Many times people are committed to results and seeing results early on spurs the desire to train hard. But, what if you start seeing a plateau? Is the desire still there. I was thinking about this, and maybe it’s the hack culture we live in today? I don’t know, but our attention spans are shorter these days and when something gets harder or we see a new shiny object, we abandon one pursuit for the next. Ultimately, I don’t know if anything is wrong with that. You certainly may experience a lot of new stuff. But using running as an example, we want to qualify for Boston. We get to within a few minutes but our performance has plateaued, what would you do? For me, early on, I probably would have just said train harder, right? But doing something repeatedly and getting the same results is literally the definition of insanity. So, when that doesn’t work, what next? Now, as I have gone through a career and coached for over a decade, I realize that it’s all about the process. We tend to put our training in a bubble and separate it from everything else in our lives. The truth is, if we commit to the process of getting better, we have limitless possibilities to chase in order to become better. When a person lets go of the results and focus more on the process, that’s when I usually see the biggest breakthroughs. Just like Elsa says, “Let it go!”
- Recognize that failures come with the territory, but does not mean you are a failure.
Not hitting a tough workout, falling off routine, missing a goal are signs of pushing your comfort zones. These should be taken as signs of personal growth, not failure. Sure, be disappointed, but don’t dwell. Instead learn from these and sort out what could be done differently or if it’s just a situation of needing another crack at it. If we look at a failed situation as a reflection on ourselves, that’s pretty depressing. It’s hard to stay committed to something if it doesn’t make you feel very good.
- Set the right goals.
This really encompasses everything we just discussed. Have you ever missed a goal, based on a result, and thought- “Dang, I really need to train harder!” Yet, what does that even mean? More miles? Faster workout? As a coach, I’d say it is usually both. So, what does the person do- they add more miles and more intensity which only causes a further setback and creates an endless loop of pushing ourselves beyond what’s needed, only to be disappointed, AGAIN! Doesn’t seem much like a winning combination, does it? Big weeks, and fast workouts make for great social media content, but are they what’s going to take you to the next level? Not if you don’t have the small sustained habits of hydration, sleep, nutrition, mobility, and strength down pat. If we put our success in the hands of a result, then you take the ability to control the outcome out of your hands. Finding a way to set goals based on what you need and not an uncontrollable outcome gives you power. Having power makes you more committed. Being more committed to the right things allows for a greater chance of success. Being successful in things we had control over makes us a lot more likely to continue on!

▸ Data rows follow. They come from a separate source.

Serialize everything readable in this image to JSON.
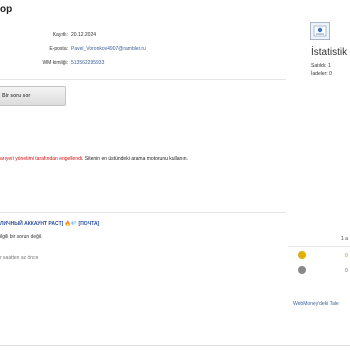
{
  "header": {
    "title": "op"
  },
  "profile": {
    "registered_label": "Kayıtlı:",
    "registered_value": "20.12.2024",
    "email_label": "E-posta:",
    "email_value": "Pavel_Voronkov4907@rambler.ru",
    "wmid_label": "WM kimliği:",
    "wmid_value": "513562295933"
  },
  "ask_button": {
    "label": "Bir soru sor"
  },
  "notice": {
    "red_text": "arıyeri yönetimi tarafından engellendi",
    "black_text": ". Sitenin en üstündeki arama motorunu kullanın."
  },
  "question": {
    "title": "ЛИЧНЫЙ АККАУНТ PACT]",
    "emoji": "🔥💎",
    "mail_tag": "[ПОЧТА]",
    "text": "ilgili bir sorun değil.",
    "time": "r saatten az önce",
    "count_right": "1 a"
  },
  "stats": {
    "title": "İstatistik",
    "sold_label": "Satıldı:",
    "sold_value": "1",
    "refunds_label": "İadeler:",
    "refunds_value": "0"
  },
  "feedback": {
    "positive_count": "0",
    "negative_count": "0",
    "positive_color": "#e0b000",
    "negative_color": "#888888"
  },
  "wm_link": {
    "label": "WebMoney'deki Tale"
  }
}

Do you feel like you are committed? Take the commitment quiz and see where you stand and where you can improve.